-------- EXCERPTED DATA --------

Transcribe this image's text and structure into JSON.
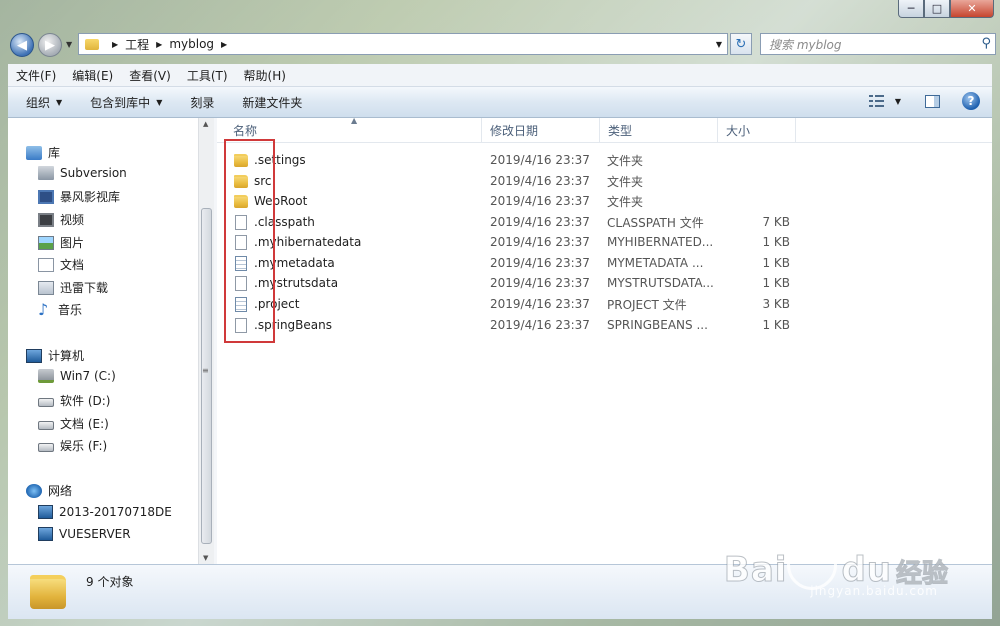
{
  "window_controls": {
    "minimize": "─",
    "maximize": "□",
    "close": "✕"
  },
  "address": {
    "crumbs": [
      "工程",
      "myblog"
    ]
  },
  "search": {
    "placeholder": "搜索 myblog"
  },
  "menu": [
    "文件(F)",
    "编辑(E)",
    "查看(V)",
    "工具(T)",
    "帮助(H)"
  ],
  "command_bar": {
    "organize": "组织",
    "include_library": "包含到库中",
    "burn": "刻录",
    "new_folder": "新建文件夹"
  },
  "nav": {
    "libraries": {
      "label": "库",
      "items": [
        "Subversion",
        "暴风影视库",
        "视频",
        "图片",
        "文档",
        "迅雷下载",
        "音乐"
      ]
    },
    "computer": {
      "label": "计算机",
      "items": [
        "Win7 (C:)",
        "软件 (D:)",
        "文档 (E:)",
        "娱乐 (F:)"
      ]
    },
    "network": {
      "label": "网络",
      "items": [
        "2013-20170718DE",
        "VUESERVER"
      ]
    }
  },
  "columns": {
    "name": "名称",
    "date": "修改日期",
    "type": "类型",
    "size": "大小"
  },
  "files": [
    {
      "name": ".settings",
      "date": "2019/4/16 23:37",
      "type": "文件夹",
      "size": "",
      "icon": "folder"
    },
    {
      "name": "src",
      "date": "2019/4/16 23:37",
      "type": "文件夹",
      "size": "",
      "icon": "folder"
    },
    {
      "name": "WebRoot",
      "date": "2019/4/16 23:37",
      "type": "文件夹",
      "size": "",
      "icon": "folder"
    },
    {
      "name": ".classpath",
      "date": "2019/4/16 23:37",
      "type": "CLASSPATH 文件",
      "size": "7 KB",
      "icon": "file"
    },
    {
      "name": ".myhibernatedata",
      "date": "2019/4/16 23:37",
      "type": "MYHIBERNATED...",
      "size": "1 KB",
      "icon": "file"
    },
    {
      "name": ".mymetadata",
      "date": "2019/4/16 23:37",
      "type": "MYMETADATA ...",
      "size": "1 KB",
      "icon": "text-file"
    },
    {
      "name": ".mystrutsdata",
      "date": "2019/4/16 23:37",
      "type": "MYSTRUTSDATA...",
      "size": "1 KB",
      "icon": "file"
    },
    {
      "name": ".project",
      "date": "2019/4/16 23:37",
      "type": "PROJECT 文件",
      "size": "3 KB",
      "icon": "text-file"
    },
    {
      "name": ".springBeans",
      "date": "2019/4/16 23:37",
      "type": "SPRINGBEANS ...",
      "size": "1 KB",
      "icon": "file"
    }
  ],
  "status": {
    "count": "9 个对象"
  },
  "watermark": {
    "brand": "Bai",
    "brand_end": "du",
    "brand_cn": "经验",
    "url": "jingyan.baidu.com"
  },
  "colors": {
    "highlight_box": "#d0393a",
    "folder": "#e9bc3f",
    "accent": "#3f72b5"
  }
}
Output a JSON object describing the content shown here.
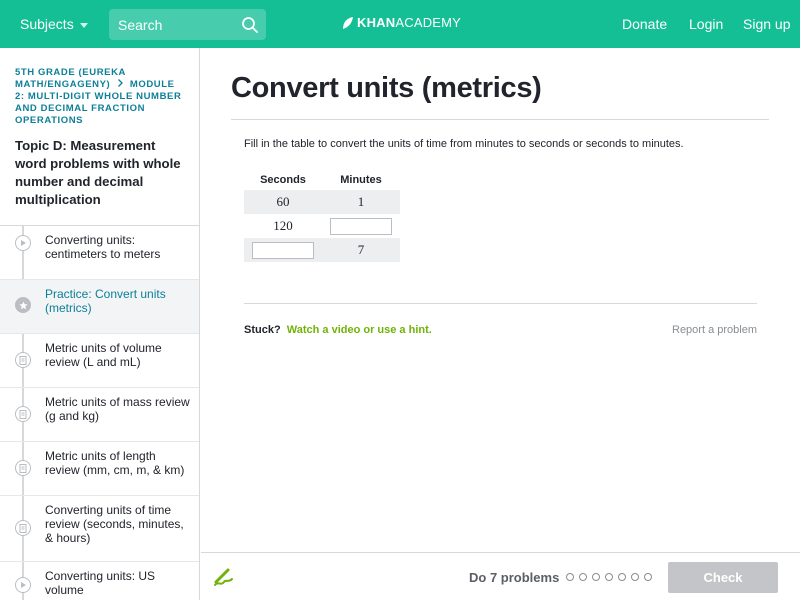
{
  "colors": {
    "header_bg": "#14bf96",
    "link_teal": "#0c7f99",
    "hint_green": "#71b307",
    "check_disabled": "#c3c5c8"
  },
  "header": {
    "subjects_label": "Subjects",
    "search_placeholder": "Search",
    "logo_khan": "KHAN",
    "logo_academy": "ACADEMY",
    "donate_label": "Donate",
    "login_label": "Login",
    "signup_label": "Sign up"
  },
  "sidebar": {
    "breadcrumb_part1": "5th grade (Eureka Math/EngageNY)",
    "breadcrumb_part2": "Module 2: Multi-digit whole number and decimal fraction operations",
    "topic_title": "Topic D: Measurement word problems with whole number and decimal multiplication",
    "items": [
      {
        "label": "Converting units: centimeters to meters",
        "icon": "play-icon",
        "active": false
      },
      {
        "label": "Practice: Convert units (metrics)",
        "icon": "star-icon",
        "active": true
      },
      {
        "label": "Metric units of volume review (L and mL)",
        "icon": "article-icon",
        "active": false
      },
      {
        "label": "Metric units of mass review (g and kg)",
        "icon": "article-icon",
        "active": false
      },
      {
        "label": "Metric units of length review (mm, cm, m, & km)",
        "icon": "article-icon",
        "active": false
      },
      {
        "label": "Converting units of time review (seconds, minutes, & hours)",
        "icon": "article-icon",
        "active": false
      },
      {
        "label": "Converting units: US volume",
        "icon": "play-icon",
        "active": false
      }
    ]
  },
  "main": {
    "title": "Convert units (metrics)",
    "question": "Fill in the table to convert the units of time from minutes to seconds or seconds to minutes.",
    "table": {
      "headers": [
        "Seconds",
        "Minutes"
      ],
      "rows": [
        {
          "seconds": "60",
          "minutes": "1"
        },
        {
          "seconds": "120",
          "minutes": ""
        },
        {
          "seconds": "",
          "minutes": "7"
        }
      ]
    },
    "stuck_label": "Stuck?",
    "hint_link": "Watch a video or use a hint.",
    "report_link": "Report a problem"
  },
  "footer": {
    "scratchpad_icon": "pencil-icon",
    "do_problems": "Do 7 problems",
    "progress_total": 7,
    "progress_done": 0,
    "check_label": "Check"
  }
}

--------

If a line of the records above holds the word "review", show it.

:: ANSWER FOR THE TASK ::
        "label": "Metric units of volume review (L and mL)",
        "label": "Metric units of mass review (g and kg)",
        "label": "Metric units of length review (mm, cm, m, & km)",
        "label": "Converting units of time review (seconds, minutes, & hours)",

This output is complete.